- China also has binding targets to reduce energy intensity by 16% from 2010 levels by 2015 and carbon intensity by 17% from 2010 levels by 2015
- China has a target to reduce coal consumption as a percentage of primary energy to below 65% by 2017
- China has ambitious targets for renewable energy in 2015 and 2020
When Tianjin launched its carbon emission trading scheme (ETS) on Dec 26th 2013, it became the fifth ETS operating in China, following Shenzhen, Beijing, Shanghai, and Guangdong. Now that five of seven pilots have started trading and the rest are expected to start in 2014, the aggregate of all emissions regulated in China through the seven pilots will be the second largest in the world, following only the European Union.
- A U.S.-Chinese team led by the Harvard China Project has developed a comprehensive framework for evaluating the economic and environmental costs and benefits of national policies to control air pollution and CO2 emissions in China.
- Contrary to some perceptions of Chinese inaction on air pollution, China’s SO2 control policy of 2006-2010 may have been one of the most swiftly successful air pollution policies on record judged by key criteria: sulfur emissions fell sharply and prevented as many as 74,000 premature deaths from fine particle (PM2.5) air pollution in 2010 alone, all at little economic cost.
- Looking to the future, a modest tax on carbon dioxide, starting small and rising to about $6.50 per ton in 2020 (in 2007 dollars), could lead to a 19% reduction in China’s CO2 emissions in 2020 compared to a scenario with no tax, with little effect on GDP growth and consumption over the long run.
- Such a carbon tax would also deliver powerful ancillary benefits: reduced concentrations of an array of domestic air pollutants and prevention of as many as 89,000 premature deaths a year by 2020.
This article first appeared in the South China Morning Post.
Confronted with a cooling economy and global headlines declaring an “Airpocalypse”, China faces challenges on multiple fronts. While many people are quick to point out the hurdles, the reality is that its leaders are moving ahead with significant policy measures and reforms. If successful, these actions will not only help drive China’s economic development, they will address another mounting threat: climate change.
Last week, China’s leadership met at the Third Plenum of the Central Committee to outline major reforms China will undertake over the next decade. While China faces multiple challenges, reforms related to greater environmental protection and low-carbon development were high on the agenda. China’s leaders understand the challenges and are taking actions that can have significant impact.

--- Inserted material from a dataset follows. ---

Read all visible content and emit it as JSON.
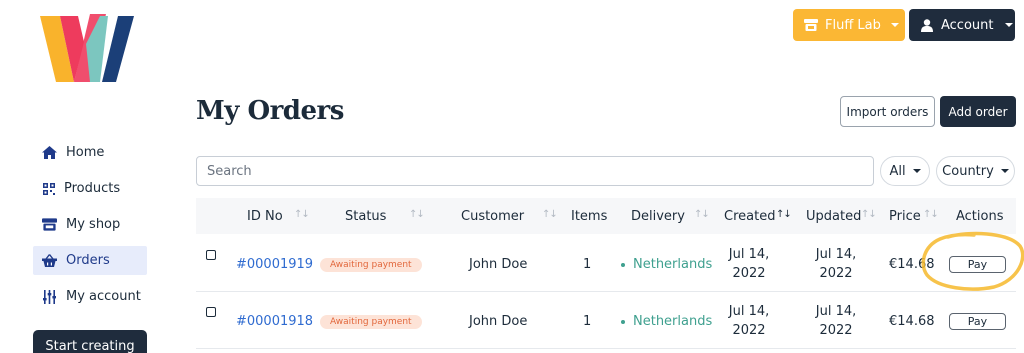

When I went back to China this summer after my first year living outside of China in a decade I was not sure what I would find. The US press reporting on Chinese pollution had been so uniformly negative that I was not sure if somehow immediately after I left Beijing the improvements that had been taking place since the 11th Five Year Plan began in 2006 had suddenly stalled. What I found was quite to the contrary – new regulations that come into effect in 2014 are driving massive upgrades of the power sector and transforming the energy supply in central cities.
It is common knowledge that China burns a large amount of coal, with the fuel accounting for nearly 70% of China’s primary energy consumption in recent years. What is less commonly known is that China is also working on ways to reduce the impact of its coal use, including aggressively pursuing research and demonstration of carbon capture, utilization and storage (CCUS) technology.